A Cross of Atoning Death
Even if Jesus interpreted God’s Kingdom differently than those around him, it is easy to find the common roots in the Old Testament for promises of a King and a Kingdom. But what was not at all a common understanding of Messiah in Jesus’ day was the idea that the Messiah would suffer or die for the sake of the mission. And yet this was Jesus’ understanding of his own mission.
Someone recently asked me about Old Testament roots for this aspect of Jesus mission and ministry. I pointed to Isaiah and his imagery of a “suffering servant.” Later New Testament writers would later connect those dots, but they did so because Jesus did so. One thing I learned this past week from the 7 Sentences book was that Rabbis of Jesus’ day understood those images in Isaiah to be talking about the nation as a whole. It was a radical idea, that a nation could suffer and that suffering lead to redemption. That was Isaiah’s teaching on the years of Exile and the path of God’s restoration.
But Jesus made an interesting move: he understood himself to be the representative for all Israel and to take Isaiah’s “suffering servant” imagery for all Israel and bear it in himself on behalf of Israel, and indeed, the nations. Though it was Paul who would later refer to Jesus as the “second Adam” Jesus understood himself to be gathering up God’s promises, Law, sacrifices, prophecies, and plan into himself. And all this came into sharp focus on the cross, something which was not a surprise to Jesus, but something he started talking about far ahead of the event. At the Last Supper, the basis for the communion we will receive today, Jesus gathered the symbols and meaning of the Passover meal and sacrifice into himself, into his own body and blood. And after asking the disciples who people said he was, he affirmed Peter’s answer: “the Christ (that’s Greek for Messiah) of God.” And then Jesus said that he would suffer many things, be rejected, be killed, and be raised up.
On the cross, then, Jesus fulfilled the role of the Messiah, not only having ushered in God’s Kingdom, but also giving up his life as an atoning sacrifice as in Leviticus, as the servant of all who suffers redemptively as in Isaiah, as the second Adam who undoes the curse of sin and death.
A Cross of Obedient Life
The cross has a second significant meaning, though.

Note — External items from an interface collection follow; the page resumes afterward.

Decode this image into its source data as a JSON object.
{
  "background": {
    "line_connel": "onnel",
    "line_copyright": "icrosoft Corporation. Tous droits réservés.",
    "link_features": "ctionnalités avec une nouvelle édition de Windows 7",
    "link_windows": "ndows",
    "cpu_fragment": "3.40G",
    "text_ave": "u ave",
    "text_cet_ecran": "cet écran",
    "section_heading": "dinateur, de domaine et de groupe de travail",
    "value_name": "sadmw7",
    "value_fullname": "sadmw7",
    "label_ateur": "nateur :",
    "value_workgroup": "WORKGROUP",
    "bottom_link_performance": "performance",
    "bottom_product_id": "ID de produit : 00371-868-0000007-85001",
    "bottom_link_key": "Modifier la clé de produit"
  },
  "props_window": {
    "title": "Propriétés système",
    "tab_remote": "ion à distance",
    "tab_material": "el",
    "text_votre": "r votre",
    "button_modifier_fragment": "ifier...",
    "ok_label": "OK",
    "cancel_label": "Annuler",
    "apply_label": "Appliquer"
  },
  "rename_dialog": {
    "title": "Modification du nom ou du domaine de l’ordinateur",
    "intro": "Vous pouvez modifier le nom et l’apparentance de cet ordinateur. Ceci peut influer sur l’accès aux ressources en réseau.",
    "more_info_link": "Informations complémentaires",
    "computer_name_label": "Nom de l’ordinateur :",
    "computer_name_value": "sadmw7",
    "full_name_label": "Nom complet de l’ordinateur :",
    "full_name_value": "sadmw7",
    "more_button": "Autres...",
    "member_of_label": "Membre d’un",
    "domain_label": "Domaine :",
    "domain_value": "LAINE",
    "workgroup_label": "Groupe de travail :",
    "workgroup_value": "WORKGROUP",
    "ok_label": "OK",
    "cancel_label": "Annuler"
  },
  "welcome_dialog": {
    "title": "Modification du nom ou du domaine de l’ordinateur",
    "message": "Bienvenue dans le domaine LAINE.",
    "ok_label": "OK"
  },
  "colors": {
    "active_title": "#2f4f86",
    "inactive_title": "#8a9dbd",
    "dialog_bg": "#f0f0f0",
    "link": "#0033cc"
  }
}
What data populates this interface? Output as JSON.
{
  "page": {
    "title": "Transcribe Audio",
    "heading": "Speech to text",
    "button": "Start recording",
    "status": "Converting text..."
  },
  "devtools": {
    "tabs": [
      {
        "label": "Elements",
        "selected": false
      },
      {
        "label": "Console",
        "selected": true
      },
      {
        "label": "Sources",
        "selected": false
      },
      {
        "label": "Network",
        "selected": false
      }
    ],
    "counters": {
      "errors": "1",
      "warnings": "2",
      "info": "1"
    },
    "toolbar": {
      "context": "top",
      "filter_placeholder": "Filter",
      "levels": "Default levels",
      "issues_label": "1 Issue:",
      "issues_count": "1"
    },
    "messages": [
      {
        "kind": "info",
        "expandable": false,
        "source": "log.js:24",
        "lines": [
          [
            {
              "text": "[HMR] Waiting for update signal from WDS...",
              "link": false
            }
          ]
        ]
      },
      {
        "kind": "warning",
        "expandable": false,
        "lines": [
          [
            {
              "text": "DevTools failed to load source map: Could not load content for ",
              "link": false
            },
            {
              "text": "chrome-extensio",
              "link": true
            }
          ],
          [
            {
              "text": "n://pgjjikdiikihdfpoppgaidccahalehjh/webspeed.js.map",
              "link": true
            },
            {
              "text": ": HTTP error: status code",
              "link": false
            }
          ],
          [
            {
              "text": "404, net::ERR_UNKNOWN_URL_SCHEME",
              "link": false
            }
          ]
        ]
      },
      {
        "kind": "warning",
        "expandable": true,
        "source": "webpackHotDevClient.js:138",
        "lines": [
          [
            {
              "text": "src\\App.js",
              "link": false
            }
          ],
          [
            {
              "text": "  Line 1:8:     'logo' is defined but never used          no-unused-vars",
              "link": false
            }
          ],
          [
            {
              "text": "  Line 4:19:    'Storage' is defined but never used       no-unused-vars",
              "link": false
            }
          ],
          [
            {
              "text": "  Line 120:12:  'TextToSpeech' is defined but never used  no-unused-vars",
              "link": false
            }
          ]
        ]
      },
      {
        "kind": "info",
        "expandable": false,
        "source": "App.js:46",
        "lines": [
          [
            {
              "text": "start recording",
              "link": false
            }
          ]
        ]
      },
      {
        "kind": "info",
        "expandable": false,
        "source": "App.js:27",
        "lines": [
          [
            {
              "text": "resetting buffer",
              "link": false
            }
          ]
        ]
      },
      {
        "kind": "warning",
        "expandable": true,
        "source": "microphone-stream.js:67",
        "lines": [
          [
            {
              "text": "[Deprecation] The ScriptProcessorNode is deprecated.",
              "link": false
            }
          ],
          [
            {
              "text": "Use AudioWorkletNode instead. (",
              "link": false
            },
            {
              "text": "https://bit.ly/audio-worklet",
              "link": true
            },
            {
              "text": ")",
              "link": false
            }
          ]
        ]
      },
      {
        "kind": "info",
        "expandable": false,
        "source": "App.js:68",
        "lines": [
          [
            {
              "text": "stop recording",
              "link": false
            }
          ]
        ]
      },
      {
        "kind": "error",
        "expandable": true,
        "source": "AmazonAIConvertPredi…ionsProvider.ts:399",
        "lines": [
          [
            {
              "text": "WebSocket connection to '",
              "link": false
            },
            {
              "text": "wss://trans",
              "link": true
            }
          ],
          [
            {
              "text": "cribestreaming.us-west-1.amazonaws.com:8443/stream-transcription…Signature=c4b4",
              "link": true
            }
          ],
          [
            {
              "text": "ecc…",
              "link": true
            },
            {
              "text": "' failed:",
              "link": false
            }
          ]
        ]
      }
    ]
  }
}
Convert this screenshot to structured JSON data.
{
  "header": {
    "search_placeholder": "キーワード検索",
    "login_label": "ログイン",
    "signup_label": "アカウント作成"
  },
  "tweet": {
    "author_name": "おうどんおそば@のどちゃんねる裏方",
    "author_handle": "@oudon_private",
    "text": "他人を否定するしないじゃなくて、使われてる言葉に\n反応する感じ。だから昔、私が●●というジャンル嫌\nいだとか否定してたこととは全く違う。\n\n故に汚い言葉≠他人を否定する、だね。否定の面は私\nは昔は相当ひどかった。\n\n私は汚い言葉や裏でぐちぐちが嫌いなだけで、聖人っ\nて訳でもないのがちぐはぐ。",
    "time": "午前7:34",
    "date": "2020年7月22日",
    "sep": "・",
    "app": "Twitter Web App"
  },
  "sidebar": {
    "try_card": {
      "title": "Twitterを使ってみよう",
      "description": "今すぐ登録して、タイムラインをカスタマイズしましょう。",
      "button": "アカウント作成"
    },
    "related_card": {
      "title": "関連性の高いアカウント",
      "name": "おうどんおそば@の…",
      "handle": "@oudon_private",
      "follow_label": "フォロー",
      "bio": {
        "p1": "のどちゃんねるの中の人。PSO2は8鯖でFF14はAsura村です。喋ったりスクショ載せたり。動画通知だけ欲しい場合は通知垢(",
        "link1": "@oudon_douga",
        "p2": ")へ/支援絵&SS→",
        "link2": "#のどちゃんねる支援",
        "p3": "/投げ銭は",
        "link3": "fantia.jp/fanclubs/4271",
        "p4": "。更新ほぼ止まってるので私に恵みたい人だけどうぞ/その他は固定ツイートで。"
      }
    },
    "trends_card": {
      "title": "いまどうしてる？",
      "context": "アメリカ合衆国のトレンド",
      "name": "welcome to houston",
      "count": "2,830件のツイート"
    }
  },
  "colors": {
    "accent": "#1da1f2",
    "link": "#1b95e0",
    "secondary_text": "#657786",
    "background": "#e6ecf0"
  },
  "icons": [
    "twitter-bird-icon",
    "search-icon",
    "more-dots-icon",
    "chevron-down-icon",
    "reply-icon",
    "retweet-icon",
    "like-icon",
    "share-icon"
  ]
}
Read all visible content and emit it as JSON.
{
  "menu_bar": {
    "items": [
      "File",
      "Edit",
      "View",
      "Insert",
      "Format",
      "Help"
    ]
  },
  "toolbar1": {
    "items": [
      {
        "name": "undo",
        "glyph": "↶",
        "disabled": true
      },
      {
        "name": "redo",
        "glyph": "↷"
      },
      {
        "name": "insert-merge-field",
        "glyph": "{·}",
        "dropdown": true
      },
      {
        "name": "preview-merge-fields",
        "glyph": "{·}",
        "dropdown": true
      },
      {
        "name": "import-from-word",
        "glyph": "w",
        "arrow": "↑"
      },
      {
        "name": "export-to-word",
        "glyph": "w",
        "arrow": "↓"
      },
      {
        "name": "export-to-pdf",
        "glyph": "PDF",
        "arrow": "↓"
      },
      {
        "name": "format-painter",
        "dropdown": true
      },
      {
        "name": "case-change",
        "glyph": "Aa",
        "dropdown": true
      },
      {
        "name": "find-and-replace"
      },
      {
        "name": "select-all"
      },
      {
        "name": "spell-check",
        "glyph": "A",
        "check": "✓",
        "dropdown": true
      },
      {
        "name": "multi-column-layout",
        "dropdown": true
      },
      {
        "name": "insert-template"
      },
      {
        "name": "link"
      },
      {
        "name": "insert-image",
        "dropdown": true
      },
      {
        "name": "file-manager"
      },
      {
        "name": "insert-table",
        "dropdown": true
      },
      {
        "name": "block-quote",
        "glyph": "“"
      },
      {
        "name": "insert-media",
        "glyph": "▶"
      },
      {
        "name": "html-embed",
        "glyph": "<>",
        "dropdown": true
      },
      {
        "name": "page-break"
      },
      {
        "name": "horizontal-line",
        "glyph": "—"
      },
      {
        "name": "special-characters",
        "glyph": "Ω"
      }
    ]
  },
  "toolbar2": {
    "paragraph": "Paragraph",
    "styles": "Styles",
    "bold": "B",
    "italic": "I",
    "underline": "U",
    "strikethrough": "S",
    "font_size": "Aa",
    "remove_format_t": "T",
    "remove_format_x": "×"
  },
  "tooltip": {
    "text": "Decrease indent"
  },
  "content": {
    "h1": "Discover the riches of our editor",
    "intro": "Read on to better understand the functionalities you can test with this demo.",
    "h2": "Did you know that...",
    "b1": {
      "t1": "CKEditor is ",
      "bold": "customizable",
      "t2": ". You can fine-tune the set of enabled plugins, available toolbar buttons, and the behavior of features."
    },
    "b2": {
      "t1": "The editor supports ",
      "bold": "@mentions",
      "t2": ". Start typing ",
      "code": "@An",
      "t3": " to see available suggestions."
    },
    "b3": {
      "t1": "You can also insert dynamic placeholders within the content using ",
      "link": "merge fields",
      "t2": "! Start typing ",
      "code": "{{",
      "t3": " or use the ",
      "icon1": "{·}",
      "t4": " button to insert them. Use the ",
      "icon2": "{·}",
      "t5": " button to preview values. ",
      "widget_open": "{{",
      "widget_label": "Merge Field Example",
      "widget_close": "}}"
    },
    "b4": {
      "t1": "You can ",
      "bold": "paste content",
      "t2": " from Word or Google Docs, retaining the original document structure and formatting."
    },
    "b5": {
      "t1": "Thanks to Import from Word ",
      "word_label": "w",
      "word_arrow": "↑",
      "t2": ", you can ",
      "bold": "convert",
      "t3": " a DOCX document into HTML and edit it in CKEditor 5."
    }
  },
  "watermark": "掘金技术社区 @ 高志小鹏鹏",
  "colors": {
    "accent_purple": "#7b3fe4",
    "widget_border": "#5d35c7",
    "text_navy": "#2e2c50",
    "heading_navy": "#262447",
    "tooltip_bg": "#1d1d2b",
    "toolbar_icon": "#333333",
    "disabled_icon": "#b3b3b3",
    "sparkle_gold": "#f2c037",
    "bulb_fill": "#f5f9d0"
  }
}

It not only is the place where we see the atoning sacrifice that makes us right with God. In Mark 8:34-38 Jesus said, “If anyone wishes to come after me, he must deny himself, and take up his cross and follow me.”
Jesus isn’t saying that we have to die on a cross like him (‘cause he’s already done that!), but he is telling us that following him will involve patterning our life after his. It is a life of humility and service, a life of doing justice, loving kindness, and walking humbly with God. There are numerous examples of Jesus teaching this: his reading from Isaiah in the synagogue, parables about neighbors, donning the towel to wash the disciples’ feet after they had been arguing about greatness, and more.
It’s what I was trying to describe in the children’s message: that we often treat the cross and salvation like a driver’s license, but we fail to then do the thing that we are meant to do with that salvation. Jesus made it clear that he suffered and died that we would be made right with God and so that we would then participate with God’s work in the world.
That’s why the two things are always kept together in scripture:
- Worship and mission
- Saved and sent
- Love of God and love of neighbor
- Blessed to be a blessing
Or, in keeping with my metaphor with a bit of James Bond thrown in: we are licensed to love! And that love is not just a generic, sentimental warm fuzzy, but is spelled out and modeled in scripture in numerous and specific ways.
You are fully licensed! Where are you going next?
 The New Testament portion of our summer series comes from the book The New Testament in 7 Sentences, by Gary Burge. For more on Jesus self-understanding of being Messiah as well as the dual focus of the cross, see chapter 3 by Burge.
Some Music Used
- O Love that Will Not Let Me Go (Indelible Grace)
- Lion of Judah (Robin Mark)
- In Christ Alone (Getty/Townend)